Rotary Club of New Voices, District 7780
Original membership: 22
Camp fires: Every year, dozens of District 7780’s Rotary Youth Leadership Awards alumni ages 17 to 27 return to Camp Hinds near Portland, Maine, to serve as staff. The Rotarians who oversee the program created a Rotary club tailored to these RYLA champions, with the operation of the four-day summer camp as a central part of its mission. Club members get invaluable experience in matters such as applying for grants.
Club innovation: The club, with a widely scattered membership, relies on digital tools to connect. There is a monthly online meeting, and members conduct frequent chats using the Google Hangouts app. The club is tailored to RYLA alumni but is open to all.
Phil Giordano, a member of the Rotary Club of Scarborough, Maine, and the executive director of the Camp Hinds RYLA, noticed the chemistry among program alumni who serve as camp staff. “Instead of just coming together one week out of the year, they started getting together many times during the year,” he says. “They wanted to do more and be more.” So he broached the subject of chartering a Rotary club tailored to them. “I started texting, and within 15 minutes I had 10 to 15 people wanting to start.” He and Marty Helman, a past district governor and member of the Rotary Club of Boothbay Harbor, Maine, saw an opportunity to create a club built around these highly engaged members of the Rotary family.
“Rotary has some absolutely marvelous youth programs,” says Helman, a staunch proponent of Rotary’s evolution. But once the program is over, she says, too often “we say, ‘Have a nice life. Go look for a Rotaract club, if there is one.’ There’s no reason why a young person has to go through Rotaract to become a Rotarian.
“Members are in their first adult experience in a volunteer organization, so they need some guidance,” Helman adds. “Not in how to run a meeting or work with each other. But in expectations, how to communicate with other Rotary clubs, process points. That’s why we’ve got tenured Rotarians helping.”
After attending RYLA camp in high school, Sam Klemarczyk, now the club’s co-president, remained active in Rotary through college but was struggling to stay involved. “I moved to Raleigh, North Carolina, and I’m transitioning into a new job. The flexibility of New Voices was a big thing. It helps open a lot of doors,” says Klemarczyk, 25.
New Voices requires five hours of service a month, not counting the work overseeing RYLA. “We’ve completely gotten past the obstacle young professionals face, which is the idea that they are not ready for Rotary,” Klemarczyk says. One club initiative is a project to raise awareness of Lyme disease, a potentially debilitating infection transmitted by tick bites. “The focus is on creating a coloring book targeted to elementary school students about when you’re outside in the fields and woods,” says Caitlin Morrison, co-president-elect and a cellular and molecular biology student at the University of Rhode Island. “It also consists of informational posters and cards at RYLA each year. In Maine and New Hampshire, everybody knows five-plus people who have been affected by Lyme disease.”

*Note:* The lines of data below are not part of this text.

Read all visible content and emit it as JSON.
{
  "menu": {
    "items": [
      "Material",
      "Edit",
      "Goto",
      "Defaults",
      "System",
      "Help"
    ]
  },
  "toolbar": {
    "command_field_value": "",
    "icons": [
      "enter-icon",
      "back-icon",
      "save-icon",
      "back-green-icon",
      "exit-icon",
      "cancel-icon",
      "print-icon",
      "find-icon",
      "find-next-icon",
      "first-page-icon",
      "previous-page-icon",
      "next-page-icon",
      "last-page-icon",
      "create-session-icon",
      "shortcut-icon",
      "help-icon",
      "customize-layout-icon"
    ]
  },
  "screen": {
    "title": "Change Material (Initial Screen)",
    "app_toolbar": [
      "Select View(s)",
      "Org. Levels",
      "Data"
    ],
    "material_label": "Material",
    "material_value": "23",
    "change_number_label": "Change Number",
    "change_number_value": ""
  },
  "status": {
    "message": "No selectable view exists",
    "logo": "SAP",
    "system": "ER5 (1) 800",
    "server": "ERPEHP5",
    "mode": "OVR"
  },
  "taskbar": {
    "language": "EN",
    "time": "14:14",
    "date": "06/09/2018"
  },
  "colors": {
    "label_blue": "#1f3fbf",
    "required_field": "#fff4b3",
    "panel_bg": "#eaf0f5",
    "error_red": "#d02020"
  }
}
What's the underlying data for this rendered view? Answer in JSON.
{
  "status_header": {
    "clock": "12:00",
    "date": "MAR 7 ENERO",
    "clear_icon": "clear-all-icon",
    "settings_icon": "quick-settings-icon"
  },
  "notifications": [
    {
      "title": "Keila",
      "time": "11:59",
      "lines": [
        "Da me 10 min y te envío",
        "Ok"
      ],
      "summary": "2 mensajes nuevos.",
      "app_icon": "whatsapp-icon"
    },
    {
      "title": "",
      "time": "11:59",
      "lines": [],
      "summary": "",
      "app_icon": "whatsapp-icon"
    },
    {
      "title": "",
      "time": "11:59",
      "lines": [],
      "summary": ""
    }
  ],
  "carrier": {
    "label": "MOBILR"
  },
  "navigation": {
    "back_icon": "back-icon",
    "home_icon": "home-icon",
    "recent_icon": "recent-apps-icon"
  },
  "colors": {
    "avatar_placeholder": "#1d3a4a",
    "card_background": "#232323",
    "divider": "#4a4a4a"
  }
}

While the camp “defined the kind of person I wanted to be and my commitment to others, I like how being a Rotarian is a long-term commitment,” says Morrison. “I have something I can stay with for many years to come.
— BRAD WEBBER
• This story originally appeared in the May 2020 issue of The Rotarian magazine.